Students in China Make History
In late Spring 2015, the Homeglen School of One collaborated with LK on a pilot project for a gallery that used the Carving Vignettes cultural awareness and advanced literacy program for a History class in Beijing, China. For the School of One, this pilot project offered many interesting comparisons and possibilities, particularly since there were many individual “travels with carvings” planned or already underway with individuals from China in Canada, a few international students returning home to other parts of China, and some Canadian travellers with Chinese ancestry embarking on journeys to diverse places in the Republic. Furthermore, a group of larger, "mid-sized" carvings commissioned from the School of One by the Provost’s Office at the University of Alberta had been given to Chinese dignitaries and at least one major Chinese artist, thus providing the major impetus and idea behind the Global Art Project. In short, China will always retain a special place in the Global Art Project and for the Homeglen School of One. Certainly, this gallery is no exception to that overall rule and it is dedicated to the growing links between China, the City of Edmonton and the Province of Alberta.
For LK, an award-winning Instructor who has taught History at almost all of Edmonton’s post-secondary institutions, the pilot project provided an opportunity to bridge some of the central issues teaching International students, including those who were about to become truly international by beginning a course of study at such institutions as the University of Alberta and the University of British Columbia during the forthcoming Fall term. As LK explained to the School of One on a few occasions, enhancing language and literacy skills for Chinese International students must be directed towards helping them meet the demands of university education in Western Canada. LK frequently asserts that the study of History should provide International students with the means to develop critical thinking and cultural appreciation in ways that also helps them contend with lingering habits of rote memorization of facts or occasional ethnocentric attitudes harbored towards “the West.” Meanwhile, LK’s own educational and cultural experience added yet another dynamic to the project. A native of Glasgow, Scotland, LK’s family migrated to Calgary. A few years later, LK completed an undergraduate degree at the University of Calgary before obtaining a Ph.D. in History from the University of Alberta.
The unique cultural and educational perspectives LK and the students brought to the pilot project are found in three chapters that comprise this multicultural gallery. As explained in the carving histories that comprise the third and final chapter, moreover, the rocks used for two of the carvings were quarried from places in the Yukon by a naturalized Canadian who immigrated to Edmonton from Colombia, yet another fascinating cultural feature informing this space.

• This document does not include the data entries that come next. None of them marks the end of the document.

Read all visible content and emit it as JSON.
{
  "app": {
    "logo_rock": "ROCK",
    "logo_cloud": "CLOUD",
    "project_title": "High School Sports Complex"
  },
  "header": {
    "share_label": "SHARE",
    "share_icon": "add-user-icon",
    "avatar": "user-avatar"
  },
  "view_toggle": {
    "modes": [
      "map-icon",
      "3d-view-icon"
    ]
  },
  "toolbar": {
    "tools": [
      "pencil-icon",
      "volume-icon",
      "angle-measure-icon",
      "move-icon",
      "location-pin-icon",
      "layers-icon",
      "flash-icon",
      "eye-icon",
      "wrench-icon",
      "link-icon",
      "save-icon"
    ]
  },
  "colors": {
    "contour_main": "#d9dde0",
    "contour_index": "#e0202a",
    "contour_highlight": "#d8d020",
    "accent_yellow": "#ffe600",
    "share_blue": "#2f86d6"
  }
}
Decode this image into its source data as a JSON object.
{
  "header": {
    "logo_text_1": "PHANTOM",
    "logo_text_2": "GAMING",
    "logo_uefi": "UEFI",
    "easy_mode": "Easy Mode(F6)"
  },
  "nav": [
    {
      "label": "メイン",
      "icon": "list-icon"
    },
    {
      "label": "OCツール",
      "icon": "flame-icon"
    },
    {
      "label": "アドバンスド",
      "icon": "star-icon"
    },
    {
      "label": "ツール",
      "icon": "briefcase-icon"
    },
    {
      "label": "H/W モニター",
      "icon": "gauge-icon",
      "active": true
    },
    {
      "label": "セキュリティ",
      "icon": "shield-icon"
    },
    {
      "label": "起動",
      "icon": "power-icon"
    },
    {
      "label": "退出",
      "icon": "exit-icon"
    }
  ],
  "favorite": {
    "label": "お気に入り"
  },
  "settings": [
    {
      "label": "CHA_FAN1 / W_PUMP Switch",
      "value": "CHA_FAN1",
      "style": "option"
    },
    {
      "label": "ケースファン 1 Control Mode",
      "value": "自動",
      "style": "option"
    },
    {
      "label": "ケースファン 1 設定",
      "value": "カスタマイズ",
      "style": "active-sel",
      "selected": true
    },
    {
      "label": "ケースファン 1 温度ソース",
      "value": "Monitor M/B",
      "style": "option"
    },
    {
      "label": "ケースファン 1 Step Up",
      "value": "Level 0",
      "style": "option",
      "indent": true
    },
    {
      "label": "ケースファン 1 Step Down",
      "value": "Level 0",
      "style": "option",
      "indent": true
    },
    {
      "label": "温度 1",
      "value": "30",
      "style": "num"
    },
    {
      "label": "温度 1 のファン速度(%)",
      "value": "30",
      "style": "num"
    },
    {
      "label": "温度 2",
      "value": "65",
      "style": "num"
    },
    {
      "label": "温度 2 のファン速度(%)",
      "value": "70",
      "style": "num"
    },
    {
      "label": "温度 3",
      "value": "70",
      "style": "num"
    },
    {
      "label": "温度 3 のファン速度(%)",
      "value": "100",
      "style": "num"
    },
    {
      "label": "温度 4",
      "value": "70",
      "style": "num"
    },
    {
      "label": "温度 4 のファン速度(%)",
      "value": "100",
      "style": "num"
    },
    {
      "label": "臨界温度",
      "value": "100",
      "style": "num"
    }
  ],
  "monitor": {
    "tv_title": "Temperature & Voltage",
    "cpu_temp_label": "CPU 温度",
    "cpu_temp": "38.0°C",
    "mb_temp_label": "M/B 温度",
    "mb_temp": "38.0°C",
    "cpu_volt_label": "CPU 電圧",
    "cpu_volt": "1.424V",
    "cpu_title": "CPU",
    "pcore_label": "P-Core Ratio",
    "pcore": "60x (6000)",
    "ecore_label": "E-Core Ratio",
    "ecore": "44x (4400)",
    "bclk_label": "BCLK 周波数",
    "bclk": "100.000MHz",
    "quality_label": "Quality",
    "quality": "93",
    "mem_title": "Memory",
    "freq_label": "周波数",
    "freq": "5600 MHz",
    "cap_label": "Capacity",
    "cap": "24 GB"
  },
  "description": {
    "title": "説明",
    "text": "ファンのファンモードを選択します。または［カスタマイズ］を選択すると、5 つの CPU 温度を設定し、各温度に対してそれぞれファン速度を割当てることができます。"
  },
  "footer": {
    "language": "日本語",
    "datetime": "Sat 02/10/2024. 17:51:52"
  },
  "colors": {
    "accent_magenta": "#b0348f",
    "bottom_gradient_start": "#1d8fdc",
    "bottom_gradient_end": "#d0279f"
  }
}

Meanwhile, the first chapter outlines LK’s “trial run with the rock”, one that led to the creation of a very brief narrative situated amongst a small legion of portraits of the carving made specifically for the “Instructor’s cut.” The second and central chapter of this gallery is divided into three parts. This chapter clearly demonstrates a different approach to the vignettes found in other Global Art Project travel accounts by citizens of China, one which seems to hark to much older literary traditions found at the intersection of memory, culture, and an attachment to place, not to mention the organizing principles of “spokesperson and committee”. The students, as seen below, chose to follow the Instructor and to produce a vanguard literary account to mark each of their collective group experiences and portraits, three of which are included in the chapter.